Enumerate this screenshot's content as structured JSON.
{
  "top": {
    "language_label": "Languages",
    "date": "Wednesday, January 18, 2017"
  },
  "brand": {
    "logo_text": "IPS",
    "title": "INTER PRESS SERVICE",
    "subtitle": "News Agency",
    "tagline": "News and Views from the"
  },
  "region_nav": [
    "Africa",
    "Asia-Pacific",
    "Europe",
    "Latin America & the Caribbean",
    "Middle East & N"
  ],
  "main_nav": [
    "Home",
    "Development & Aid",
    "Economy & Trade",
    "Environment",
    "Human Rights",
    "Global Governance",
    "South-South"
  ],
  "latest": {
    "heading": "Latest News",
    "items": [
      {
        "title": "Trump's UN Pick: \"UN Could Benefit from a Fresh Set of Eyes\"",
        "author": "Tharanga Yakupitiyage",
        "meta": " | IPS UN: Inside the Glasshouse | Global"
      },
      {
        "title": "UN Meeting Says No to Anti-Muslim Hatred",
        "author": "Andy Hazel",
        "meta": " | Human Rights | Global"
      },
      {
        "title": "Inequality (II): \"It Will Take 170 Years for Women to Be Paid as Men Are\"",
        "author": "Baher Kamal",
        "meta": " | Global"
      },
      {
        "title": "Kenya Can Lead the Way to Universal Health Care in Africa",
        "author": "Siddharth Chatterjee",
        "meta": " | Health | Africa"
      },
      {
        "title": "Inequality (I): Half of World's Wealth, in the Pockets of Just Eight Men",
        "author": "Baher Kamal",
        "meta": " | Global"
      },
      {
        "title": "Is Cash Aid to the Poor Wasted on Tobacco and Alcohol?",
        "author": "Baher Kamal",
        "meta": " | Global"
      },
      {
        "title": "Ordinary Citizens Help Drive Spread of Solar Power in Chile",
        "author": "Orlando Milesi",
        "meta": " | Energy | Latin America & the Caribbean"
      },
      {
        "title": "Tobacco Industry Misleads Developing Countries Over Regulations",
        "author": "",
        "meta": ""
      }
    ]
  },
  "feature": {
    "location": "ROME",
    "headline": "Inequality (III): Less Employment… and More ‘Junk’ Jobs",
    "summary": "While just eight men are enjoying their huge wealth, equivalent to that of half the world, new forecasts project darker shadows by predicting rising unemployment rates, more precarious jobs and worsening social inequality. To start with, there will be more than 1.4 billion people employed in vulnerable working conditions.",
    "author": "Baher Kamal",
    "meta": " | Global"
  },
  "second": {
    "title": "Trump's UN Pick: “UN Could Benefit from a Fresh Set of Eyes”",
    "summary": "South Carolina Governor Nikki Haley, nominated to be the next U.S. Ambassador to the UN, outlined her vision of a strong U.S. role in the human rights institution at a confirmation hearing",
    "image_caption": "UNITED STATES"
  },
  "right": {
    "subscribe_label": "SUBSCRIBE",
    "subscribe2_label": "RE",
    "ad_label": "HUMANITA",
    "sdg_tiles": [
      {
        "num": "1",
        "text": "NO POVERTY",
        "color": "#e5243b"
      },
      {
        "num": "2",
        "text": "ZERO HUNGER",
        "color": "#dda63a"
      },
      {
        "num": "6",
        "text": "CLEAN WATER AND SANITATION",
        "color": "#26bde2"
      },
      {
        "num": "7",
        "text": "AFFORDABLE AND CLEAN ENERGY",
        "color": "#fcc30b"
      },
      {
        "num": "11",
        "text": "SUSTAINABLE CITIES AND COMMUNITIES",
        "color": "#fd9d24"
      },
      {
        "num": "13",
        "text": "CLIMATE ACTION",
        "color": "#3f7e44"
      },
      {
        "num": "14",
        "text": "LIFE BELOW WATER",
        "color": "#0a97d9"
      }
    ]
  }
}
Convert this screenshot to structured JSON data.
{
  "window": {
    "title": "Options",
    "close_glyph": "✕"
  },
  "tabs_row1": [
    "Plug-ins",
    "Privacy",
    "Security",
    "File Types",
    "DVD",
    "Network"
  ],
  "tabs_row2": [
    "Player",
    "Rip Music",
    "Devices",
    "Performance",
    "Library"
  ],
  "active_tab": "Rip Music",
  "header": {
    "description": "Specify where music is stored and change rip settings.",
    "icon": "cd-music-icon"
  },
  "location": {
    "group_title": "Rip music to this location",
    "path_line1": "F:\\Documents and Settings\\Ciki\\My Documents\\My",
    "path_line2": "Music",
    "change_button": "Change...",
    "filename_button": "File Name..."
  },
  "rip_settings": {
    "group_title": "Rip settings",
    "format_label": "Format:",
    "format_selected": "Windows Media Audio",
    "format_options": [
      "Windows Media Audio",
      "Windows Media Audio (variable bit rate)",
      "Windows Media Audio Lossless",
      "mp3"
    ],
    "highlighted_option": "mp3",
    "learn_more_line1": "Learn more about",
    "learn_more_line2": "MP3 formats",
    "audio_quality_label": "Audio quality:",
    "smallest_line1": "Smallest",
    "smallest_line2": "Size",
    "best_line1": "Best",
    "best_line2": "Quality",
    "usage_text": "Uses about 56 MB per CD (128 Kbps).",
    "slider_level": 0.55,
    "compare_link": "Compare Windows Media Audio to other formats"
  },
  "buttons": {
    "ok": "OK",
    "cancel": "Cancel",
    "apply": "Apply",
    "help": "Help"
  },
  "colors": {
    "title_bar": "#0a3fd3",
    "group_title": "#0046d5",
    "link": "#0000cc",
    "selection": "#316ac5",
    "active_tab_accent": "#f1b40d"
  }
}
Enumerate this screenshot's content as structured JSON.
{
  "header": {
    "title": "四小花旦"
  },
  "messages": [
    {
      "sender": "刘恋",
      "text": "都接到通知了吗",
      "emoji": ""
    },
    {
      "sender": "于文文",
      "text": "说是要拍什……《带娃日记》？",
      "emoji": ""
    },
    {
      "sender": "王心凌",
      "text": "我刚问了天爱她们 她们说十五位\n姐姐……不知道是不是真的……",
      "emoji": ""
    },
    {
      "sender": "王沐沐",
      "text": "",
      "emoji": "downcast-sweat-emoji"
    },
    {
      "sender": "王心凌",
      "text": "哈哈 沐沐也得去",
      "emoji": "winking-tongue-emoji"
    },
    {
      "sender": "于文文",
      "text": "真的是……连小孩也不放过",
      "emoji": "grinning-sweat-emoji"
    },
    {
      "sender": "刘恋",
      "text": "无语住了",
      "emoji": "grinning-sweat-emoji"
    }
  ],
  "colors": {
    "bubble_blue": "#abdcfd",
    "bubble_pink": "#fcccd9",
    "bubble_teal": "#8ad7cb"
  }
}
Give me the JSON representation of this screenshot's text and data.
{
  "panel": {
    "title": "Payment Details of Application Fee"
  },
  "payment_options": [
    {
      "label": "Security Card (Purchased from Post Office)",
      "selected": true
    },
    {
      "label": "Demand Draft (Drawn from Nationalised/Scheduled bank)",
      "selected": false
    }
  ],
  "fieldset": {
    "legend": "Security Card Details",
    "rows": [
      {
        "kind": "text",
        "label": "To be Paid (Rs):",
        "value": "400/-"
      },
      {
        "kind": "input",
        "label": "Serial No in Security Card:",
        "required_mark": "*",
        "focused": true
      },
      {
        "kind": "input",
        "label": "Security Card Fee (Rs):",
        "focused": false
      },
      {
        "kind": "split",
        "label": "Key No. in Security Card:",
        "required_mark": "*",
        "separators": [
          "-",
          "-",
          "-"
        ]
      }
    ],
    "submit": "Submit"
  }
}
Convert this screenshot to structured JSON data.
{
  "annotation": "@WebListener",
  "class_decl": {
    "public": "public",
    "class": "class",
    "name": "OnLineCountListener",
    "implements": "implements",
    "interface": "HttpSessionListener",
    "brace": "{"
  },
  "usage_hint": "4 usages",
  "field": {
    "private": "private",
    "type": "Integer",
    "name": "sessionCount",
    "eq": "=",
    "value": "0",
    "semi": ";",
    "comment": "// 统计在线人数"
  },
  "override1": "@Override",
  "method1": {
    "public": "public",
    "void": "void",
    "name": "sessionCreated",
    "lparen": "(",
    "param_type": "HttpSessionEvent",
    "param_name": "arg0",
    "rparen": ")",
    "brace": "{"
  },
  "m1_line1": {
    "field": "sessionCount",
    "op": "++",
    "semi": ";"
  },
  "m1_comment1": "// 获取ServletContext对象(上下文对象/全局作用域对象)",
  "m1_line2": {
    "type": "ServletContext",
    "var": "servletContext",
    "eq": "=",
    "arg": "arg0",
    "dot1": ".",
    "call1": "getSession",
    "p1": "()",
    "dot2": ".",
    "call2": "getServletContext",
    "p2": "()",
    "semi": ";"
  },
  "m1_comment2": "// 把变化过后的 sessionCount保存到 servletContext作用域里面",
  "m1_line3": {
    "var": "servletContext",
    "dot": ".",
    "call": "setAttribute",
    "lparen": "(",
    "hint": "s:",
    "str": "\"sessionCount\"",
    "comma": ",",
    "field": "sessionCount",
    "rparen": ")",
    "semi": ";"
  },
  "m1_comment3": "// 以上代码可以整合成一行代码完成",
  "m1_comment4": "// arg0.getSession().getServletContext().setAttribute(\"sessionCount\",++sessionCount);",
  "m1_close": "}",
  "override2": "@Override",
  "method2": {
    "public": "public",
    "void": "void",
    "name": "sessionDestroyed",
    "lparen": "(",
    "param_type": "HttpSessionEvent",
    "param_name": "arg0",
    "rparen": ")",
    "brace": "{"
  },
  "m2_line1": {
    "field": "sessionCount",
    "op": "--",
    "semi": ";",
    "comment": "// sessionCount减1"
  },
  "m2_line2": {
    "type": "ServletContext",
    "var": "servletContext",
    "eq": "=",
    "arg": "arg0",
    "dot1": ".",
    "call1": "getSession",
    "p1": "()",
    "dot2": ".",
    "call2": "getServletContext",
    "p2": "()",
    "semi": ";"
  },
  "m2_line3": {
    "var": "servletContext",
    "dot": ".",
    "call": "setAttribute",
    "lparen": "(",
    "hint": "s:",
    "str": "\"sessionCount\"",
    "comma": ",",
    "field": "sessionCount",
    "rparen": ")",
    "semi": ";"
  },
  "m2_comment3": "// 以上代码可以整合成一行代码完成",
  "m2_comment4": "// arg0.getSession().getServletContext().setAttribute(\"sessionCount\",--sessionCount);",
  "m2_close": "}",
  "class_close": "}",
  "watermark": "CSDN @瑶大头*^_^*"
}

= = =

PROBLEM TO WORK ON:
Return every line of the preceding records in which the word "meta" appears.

WRITTEN RESPONSE:
        "meta": " | IPS UN: Inside the Glasshouse | Global"
        "meta": " | Human Rights | Global"
        "meta": " | Global"
        "meta": " | Health | Africa"
        "meta": " | Global"
        "meta": " | Global"
        "meta": " | Energy | Latin America & the Caribbean"
        "meta": ""
    "meta": " | Global"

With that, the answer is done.